Social Media Defamation
If you have suffered damage to your reputation as a result of being defamed on social media we can help you seek vindication through libel law.
In many instances postings on social media are flows of consciousness that go unnoticed or are quickly forgotten. Equally, postings can be 'shared', 're-tweeted', 'liked', copied and end up 'going viral'. Where a posting is defamatory, the damage done by a social media posting can be significant. Within a social group a reputation can quickly be destroyed.
We can assist clients taking legal action against individuals who have posted material on any social media platform. These include Facebook, WhatsApp, Twitter, Google+, YouTube, Instagram, LinkedIn, Pinterest, Tumblr and Foursquare.
When establishing a defamation claim it is generally immaterial whether a defendant has launched a deliberate attack on your reputation, fired off a post in anger or innocently repeated a defamatory statement made by a third party. If the post is read and reputational damage has been suffered then you may be able to pursue a claim for libel.
Defamation is not simply a numbers game, but generally the more readers the offending post has the greater the likelihood of reputational damage. Damage may increase further, and additional claims arise, if the defamatory message is republished elsewhere. Conversely if the level of readership is low then a claim for libel may fail unless it can be established on evidence that the posting has caused or is likely to cause serious reputational harm.
The normal laws of libel apply to publications on social media, including the ability of the defendant to raise various defences. For example, the defence of truth or honest opinion (sections 2 and 3 of the Defamation Act 2013).
The remedies we can seek on your behalf include: removal, an apology/clarification, damages/ compensation, and an undertaking (promise) not to repeat. In matters that go to court we can seek damages and an injunction. On occasions, a statement can be made in open court putting the record straight.
In some instances a poster will be anonymous or pseudo-anonymous (i.e. they will use an alias). We can advise you on your options, including asking intermediaries such as Facebook to remove the offending content or the scope for seeking a type of court order known as a Norwich Pharmacal Order requiring the disclosure of information which might identify the poster.
We will also consider other potential causes of action. These include:
- The misuse of private information and/or breach of confidence, where there has been a breach of your privacy or confidence.
- Breach of data protection rights under the General Data Protection Regulation ('GDPR') and Data Protection Act 2018.
- Harassment - In some circumstances this may also give rise to criminal liability.
What to do if you have been defamed on social media
1. Stay calm, but act quickly to preserve relevant evidence.

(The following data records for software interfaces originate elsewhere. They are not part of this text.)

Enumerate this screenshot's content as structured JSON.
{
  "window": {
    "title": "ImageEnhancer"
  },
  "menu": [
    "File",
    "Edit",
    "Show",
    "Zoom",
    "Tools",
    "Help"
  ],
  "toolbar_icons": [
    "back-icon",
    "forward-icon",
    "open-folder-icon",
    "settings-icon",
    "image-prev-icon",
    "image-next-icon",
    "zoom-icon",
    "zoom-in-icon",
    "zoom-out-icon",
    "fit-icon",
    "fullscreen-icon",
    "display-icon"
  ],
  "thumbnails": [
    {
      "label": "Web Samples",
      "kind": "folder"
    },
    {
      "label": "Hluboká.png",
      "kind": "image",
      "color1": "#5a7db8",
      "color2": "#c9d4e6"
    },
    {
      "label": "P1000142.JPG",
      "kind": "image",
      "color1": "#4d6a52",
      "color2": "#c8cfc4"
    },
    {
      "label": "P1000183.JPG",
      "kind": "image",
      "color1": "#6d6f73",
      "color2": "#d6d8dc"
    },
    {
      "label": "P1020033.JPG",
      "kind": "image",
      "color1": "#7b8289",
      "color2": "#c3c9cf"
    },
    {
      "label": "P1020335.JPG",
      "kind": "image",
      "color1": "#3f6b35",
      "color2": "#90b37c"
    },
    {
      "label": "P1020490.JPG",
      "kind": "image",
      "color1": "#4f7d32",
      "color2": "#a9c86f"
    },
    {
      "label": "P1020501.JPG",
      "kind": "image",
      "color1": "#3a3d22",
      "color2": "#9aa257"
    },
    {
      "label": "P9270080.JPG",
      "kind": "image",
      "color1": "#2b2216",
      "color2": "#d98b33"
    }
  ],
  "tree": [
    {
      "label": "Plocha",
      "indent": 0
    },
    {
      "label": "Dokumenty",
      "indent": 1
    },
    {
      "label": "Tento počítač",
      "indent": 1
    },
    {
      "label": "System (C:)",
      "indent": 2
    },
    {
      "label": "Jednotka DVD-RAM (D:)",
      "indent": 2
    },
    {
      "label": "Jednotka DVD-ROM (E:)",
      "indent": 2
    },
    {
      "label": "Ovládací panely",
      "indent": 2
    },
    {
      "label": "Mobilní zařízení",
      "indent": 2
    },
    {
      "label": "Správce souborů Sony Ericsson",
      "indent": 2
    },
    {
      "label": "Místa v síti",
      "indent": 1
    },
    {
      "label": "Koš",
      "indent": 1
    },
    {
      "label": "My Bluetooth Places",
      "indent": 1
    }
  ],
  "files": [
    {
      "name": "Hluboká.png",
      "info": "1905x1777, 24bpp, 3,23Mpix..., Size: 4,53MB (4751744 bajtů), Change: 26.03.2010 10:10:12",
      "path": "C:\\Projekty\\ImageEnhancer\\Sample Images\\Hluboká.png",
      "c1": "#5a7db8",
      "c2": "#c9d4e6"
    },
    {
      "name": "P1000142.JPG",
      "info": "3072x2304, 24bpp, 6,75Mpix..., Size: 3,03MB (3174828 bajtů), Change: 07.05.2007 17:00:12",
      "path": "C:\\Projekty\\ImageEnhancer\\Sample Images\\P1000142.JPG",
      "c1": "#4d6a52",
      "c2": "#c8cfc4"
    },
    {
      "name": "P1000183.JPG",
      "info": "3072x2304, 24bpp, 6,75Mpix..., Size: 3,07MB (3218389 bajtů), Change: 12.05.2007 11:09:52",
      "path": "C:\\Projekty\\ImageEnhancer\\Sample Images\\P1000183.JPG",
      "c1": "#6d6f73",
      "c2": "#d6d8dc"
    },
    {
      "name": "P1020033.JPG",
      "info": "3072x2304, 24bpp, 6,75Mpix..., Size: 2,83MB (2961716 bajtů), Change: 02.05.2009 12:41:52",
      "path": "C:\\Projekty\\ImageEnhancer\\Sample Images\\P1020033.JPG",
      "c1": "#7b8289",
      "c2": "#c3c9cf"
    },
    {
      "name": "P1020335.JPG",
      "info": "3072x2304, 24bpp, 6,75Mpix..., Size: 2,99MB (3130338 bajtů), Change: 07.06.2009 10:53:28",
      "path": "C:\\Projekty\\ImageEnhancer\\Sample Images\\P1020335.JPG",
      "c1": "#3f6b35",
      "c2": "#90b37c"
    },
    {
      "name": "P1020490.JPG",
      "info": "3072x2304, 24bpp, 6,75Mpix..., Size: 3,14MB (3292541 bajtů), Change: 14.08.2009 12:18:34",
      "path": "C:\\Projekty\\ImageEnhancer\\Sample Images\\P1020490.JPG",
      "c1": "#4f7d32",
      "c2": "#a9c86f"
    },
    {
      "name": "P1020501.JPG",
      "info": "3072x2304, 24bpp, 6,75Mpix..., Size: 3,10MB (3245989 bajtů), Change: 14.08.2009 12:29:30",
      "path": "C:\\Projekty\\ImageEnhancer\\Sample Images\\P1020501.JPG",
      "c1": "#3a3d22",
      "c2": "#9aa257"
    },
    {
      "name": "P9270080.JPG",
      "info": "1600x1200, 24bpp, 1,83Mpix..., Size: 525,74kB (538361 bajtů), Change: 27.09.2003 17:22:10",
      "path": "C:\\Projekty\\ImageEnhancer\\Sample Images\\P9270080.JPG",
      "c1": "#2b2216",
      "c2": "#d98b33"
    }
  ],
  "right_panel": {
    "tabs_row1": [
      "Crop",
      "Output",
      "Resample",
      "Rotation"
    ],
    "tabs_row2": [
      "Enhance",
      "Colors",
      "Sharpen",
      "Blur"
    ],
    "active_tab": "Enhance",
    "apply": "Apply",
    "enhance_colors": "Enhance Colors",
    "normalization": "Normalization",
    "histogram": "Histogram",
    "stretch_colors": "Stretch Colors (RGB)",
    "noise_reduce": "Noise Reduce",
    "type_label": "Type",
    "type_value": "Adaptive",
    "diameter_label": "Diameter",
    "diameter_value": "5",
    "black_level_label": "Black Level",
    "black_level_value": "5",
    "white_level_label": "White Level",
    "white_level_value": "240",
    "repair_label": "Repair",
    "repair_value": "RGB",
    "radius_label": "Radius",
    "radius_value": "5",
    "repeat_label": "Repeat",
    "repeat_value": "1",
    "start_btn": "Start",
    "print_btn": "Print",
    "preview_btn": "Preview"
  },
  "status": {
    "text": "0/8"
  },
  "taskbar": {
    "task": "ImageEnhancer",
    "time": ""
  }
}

2. Avoid the temptation to respond directly to the poster, retaliate or engage in a spat. You may undermine any claim you have or, worse still, commit a more serious libel.
3. Print all relevant webpages (ensuring they are date-stamped). These should show all relevant posts and details of the poster, including the number of followers/friends they have. If the post was republished you should repeat the process for each individual that republished it.
4. The court will not automatically presume that the offending tweet has been read, particularly if the number of followers is not particularly high. You should therefore make a note of any instance of the posting being brought to your attention (e.g. someone asking you about it). You should also preserve any evidence of damage to your reputation caused by the tweet.
Contact us as soon as possible. The limitation period for issuing a claim in libel is one year and this is rarely disapplied. In any event, defamation is a cause of action where time is of the essence and the court may question whether there has been any serious reputational harm (now a requirement under section 1 of the Defamation Act 2013) if you do not act quickly in seeking the vindication of your reputation.
Contact our social media defamation solicitors
We offer fixed-fee preliminary consultations. A consultation will help you understand the legal and practical issues relating to your case and allow you to make an informed decision about what action to take.
Please note that we do not undertake civil litigation on a legal aid basis and legal aid is not available for defamation claims.